▸ **What to produce**:
Return only those lines of the listing that hold the word "icon".

═══ Supplied entries

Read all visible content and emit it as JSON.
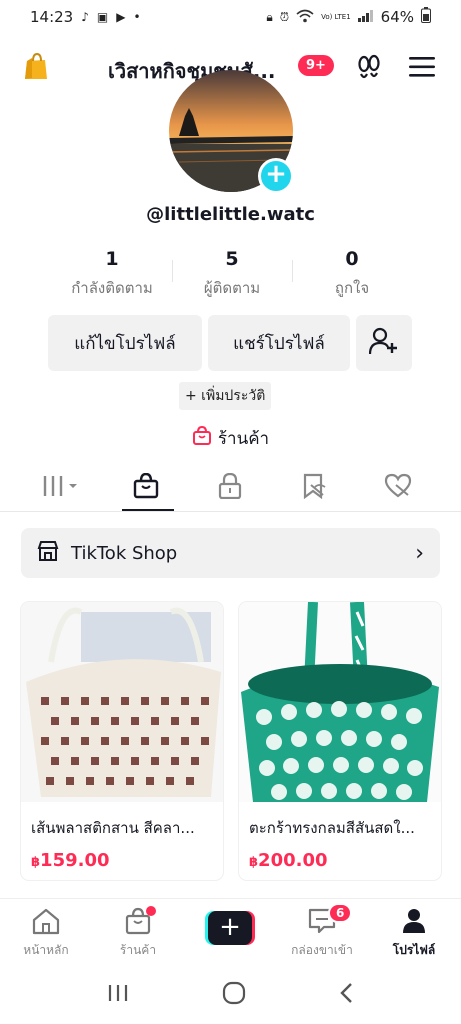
{
  "status_bar": {
    "time": "14:23",
    "battery": "64%",
    "network": "Vo) LTE1"
  },
  "header": {
    "title": "เวิสาหกิจชุมชนสั...",
    "notification_count": "9+"
  },
  "profile": {
    "username": "@littlelittle.watc",
    "stats": [
      {
        "value": "1",
        "label": "กำลังติดตาม"
      },
      {
        "value": "5",
        "label": "ผู้ติดตาม"
      },
      {
        "value": "0",
        "label": "ถูกใจ"
      }
    ],
    "edit_label": "แก้ไขโปรไฟล์",
    "share_label": "แชร์โปรไฟล์",
    "add_bio_label": "+ เพิ่มประวัติ",
    "shop_label": "ร้านค้า"
  },
  "tiktok_shop": {
    "label": "TikTok Shop"
  },
  "products": [
    {
      "title": "เส้นพลาสติกสาน สีคลา...",
      "currency": "฿",
      "price": "159.00"
    },
    {
      "title": "ตะกร้าทรงกลมสีสันสดใ...",
      "currency": "฿",
      "price": "200.00"
    }
  ],
  "bottom_nav": {
    "home": "หน้าหลัก",
    "shop": "ร้านค้า",
    "inbox": "กล่องขาเข้า",
    "inbox_count": "6",
    "profile": "โปรไฟล์"
  },
  "colors": {
    "accent": "#fe2c55",
    "cyan": "#20d5ec",
    "text": "#161823"
  }
}
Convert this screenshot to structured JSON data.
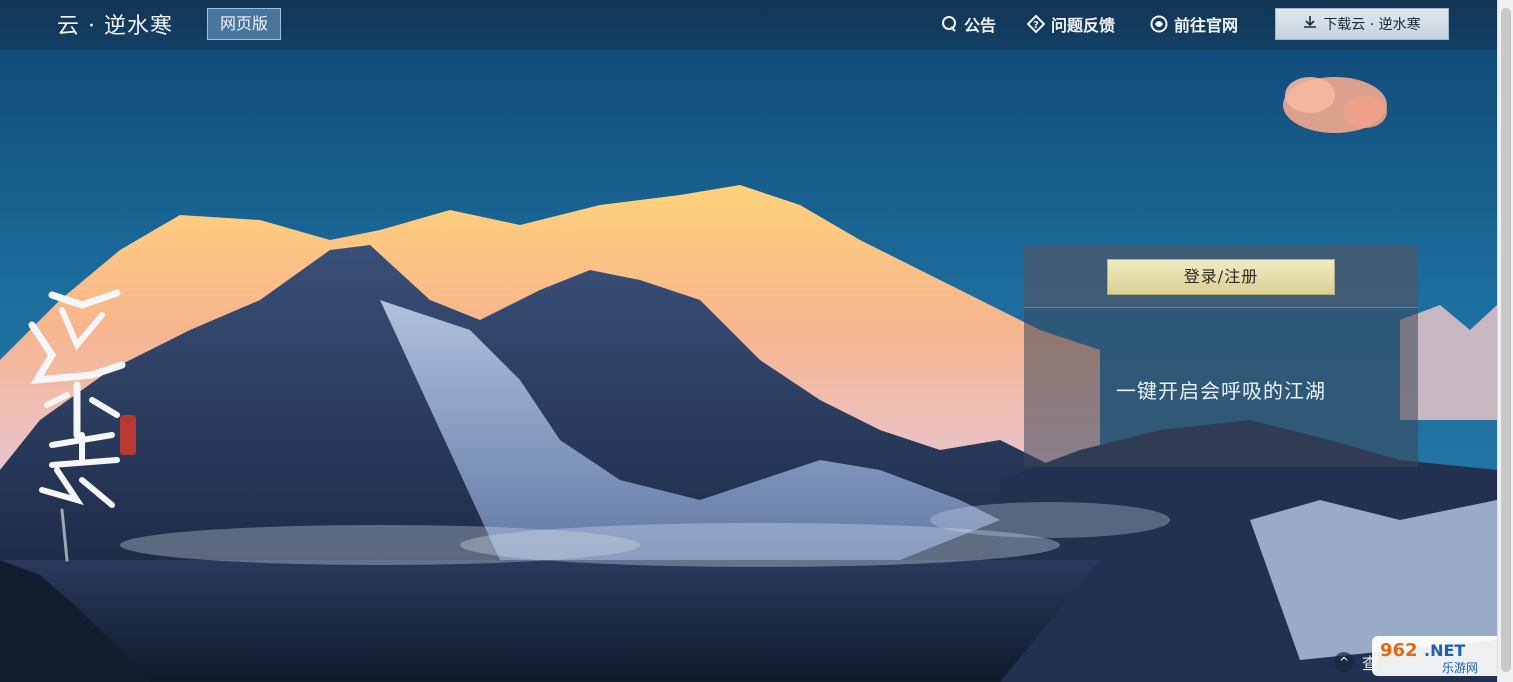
{
  "header": {
    "brand": "云 · 逆水寒",
    "tag": "网页版",
    "nav": [
      {
        "label": "公告",
        "icon": "notice-icon"
      },
      {
        "label": "问题反馈",
        "icon": "feedback-icon"
      },
      {
        "label": "前往官网",
        "icon": "website-icon"
      }
    ],
    "download_label": "下载云 · 逆水寒"
  },
  "login": {
    "button_label": "登录/注册",
    "slogan": "一键开启会呼吸的江湖"
  },
  "bottom": {
    "partial_text": "查",
    "up_arrow": "^"
  },
  "watermark": {
    "top": "962.NET",
    "bottom": "乐游网"
  },
  "colors": {
    "accent_gold": "#d9cf95",
    "nav_text": "#f2f4f6",
    "tag_bg": "#78a5d2"
  }
}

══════

▸ **Your response**:
        "icon": "notice-icon"
        "icon": "feedback-icon"
        "icon": "website-icon"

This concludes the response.